The acquired firm retains the risk, so they need to manage it. But the acquiring firm has a dog in this fight, too. If a prior acts claim against the acquired firm cannot be satisfied by insurance or by the acquired partners’ assets, claimants may seek to draw the acquiring firm into the fray. They might allege that the acquiring firm had something to do with the negligence alleged in the claim, or was for some other reason responsible for the acquiring firm’s prior acts.

All professional liability policies (and insurers) are different – there are no guarantees that any of the solutions will be available from any particular carrier. However, here are two possible options:

One Option: Purchasing a Tail

A “tail” or “extended reporting period” gives the acquired firm an additional period of time to report claims to a carrier after the expiration of their final professional liability insurance policy. A typical policy might offer tail periods of one, two, and three years, and the cost of these terms is usually expressed as a percentage of the annual premium charged on the policy, say, 100 percent, 150 percent, and 185 percent, respectively.

The Pros:

  • Simplicity
  • Predictability
  • Stability

The Cons:

  • High initial cost
  • Limits don’t refresh
  • Once the limits are gone, they’re gone
  • Tails are shorter than many states’ statutes of repose
  • Moving parts that can malfunction or operate in unintended way

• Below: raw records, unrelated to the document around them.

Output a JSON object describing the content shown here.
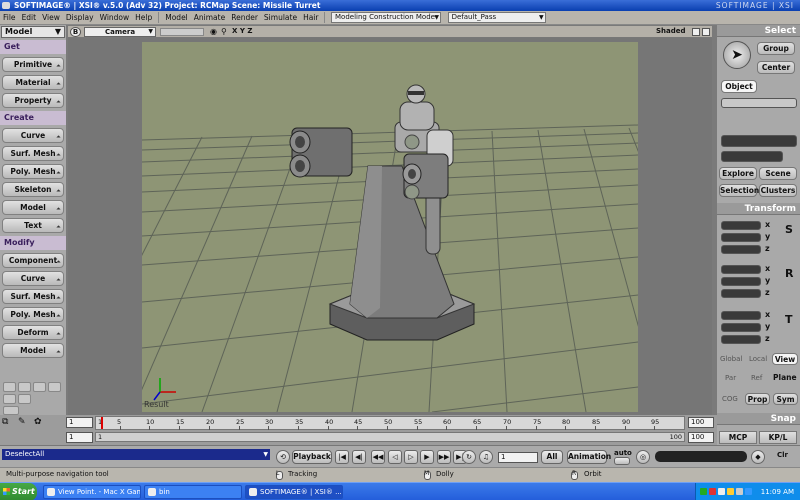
{
  "window": {
    "title": "SOFTIMAGE® | XSI® v.5.0 (Adv 32) Project: RCMap    Scene: Missile Turret",
    "brand": "SOFTIMAGE | XSI"
  },
  "menu": {
    "items": [
      "File",
      "Edit",
      "View",
      "Display",
      "Window",
      "Help"
    ],
    "modules": [
      "Model",
      "Animate",
      "Render",
      "Simulate",
      "Hair"
    ],
    "construction_mode": "Modeling Construction Mode",
    "pass": "Default_Pass"
  },
  "left_panel": {
    "mode": "Model",
    "get_header": "Get",
    "get_items": [
      "Primitive",
      "Material",
      "Property"
    ],
    "create_header": "Create",
    "create_items": [
      "Curve",
      "Surf. Mesh",
      "Poly. Mesh",
      "Skeleton",
      "Model",
      "Text"
    ],
    "modify_header": "Modify",
    "modify_items": [
      "Component",
      "Curve",
      "Surf. Mesh",
      "Poly. Mesh",
      "Deform",
      "Model"
    ]
  },
  "viewport": {
    "view_letter": "B",
    "camera": "Camera",
    "xyz": "X Y Z",
    "shading": "Shaded",
    "result_label": "Result"
  },
  "right_panel": {
    "select_header": "Select",
    "group": "Group",
    "center": "Center",
    "object": "Object",
    "explore": "Explore",
    "scene": "Scene",
    "selection": "Selection",
    "clusters": "Clusters",
    "transform_header": "Transform",
    "axes": [
      "x",
      "y",
      "z"
    ],
    "transform_icons": [
      "S",
      "R",
      "T"
    ],
    "global": "Global",
    "local": "Local",
    "view": "View",
    "par": "Par",
    "ref": "Ref",
    "plane": "Plane",
    "cog": "COG",
    "prop": "Prop",
    "sym": "Sym",
    "snap_header": "Snap",
    "mcp": "MCP",
    "kpl": "KP/L"
  },
  "timeline": {
    "start": "1",
    "end": "100",
    "current": "1",
    "range_start": "1",
    "range_end": "100",
    "range_end_right": "100",
    "ticks": [
      5,
      10,
      15,
      20,
      25,
      30,
      35,
      40,
      45,
      50,
      55,
      60,
      65,
      70,
      75,
      80,
      85,
      90,
      95
    ]
  },
  "playback": {
    "command": "DeselectAll",
    "playback": "Playback",
    "frame": "1",
    "all": "All",
    "animation": "Animation",
    "auto": "auto",
    "clr": "Clr"
  },
  "status": {
    "message": "Multi-purpose navigation tool",
    "left": "Tracking",
    "middle": "Dolly",
    "right": "Orbit",
    "l": "L",
    "m": "M",
    "r": "R"
  },
  "taskbar": {
    "start": "Start",
    "tasks": [
      "View Point. - Mac X Gam...",
      "bin",
      "SOFTIMAGE® | XSI® ..."
    ],
    "time": "11:09 AM"
  },
  "colors": {
    "scene_bg": "#8e9575",
    "grid_line": "#5e6458",
    "title_bar": "#0a3fb0",
    "panel": "#a9a9a9",
    "header_purple": "#c9bcd2",
    "model_gray": "#8a8a8a"
  }
}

Another Option: Add Coverage to the Acquiring Firm’s Policy

The acquiring firm could ask its own professional liability insurer to add coverage for claims arising out of the acquired firm’s pre-acquisition services to the acquirer’s policy.

The key word here is “ask” – the parties should not assume that this the insurer will agree, and should open this discussion with the carrier as soon as possible.

The Pros:

  • Facilitates the deal if acquired firm is balking at buying a tail
  • Same carrier handling the acquiring firm’s claims and acquired firm’s prior acts claims

The Cons:

  • Acquirer exposing its professional liability insurance limits (and its future claims history) to whatever claims arise out of acquired firm’s pre-acquisition work

The real question is whether or not the added risk to acquirer’s limits and loss history is worth taking at all, and, if so, how to account for the perceived cost of this risk in the deal.

Limitations/Agreements Needed

If the parties add coverage for the acquired firm’s pre-acquisition services to the acquiring firm’s policy, they – and the carrier – must reach agreement on the following questions:

  • How long will the acquiring firm carry the prior acts coverage on its policy?
  • What limits will apply to the prior acts claims?
  • What deductible will apply to the prior acts claims, and who will pay?
  • Who will make decisions about defending or settling a prior acts claim?
“This should not be an afterthought or an 11th hour consideration.”

The risk of professional liability claims arising out of the acquired party’s prior acts must be intentionally managed and agreed to by both parties and their professional liability insurance carriers. This should not be an afterthought or an 11th hour consideration. Early, well-advised planning for prior acts claims will prevent many problems for the new venture and enable both parties to make rational decisions about risk.


*Zweig Group’s 2015 Merger & Acquisition Survey of A/E/P and Environmental Consulting Firms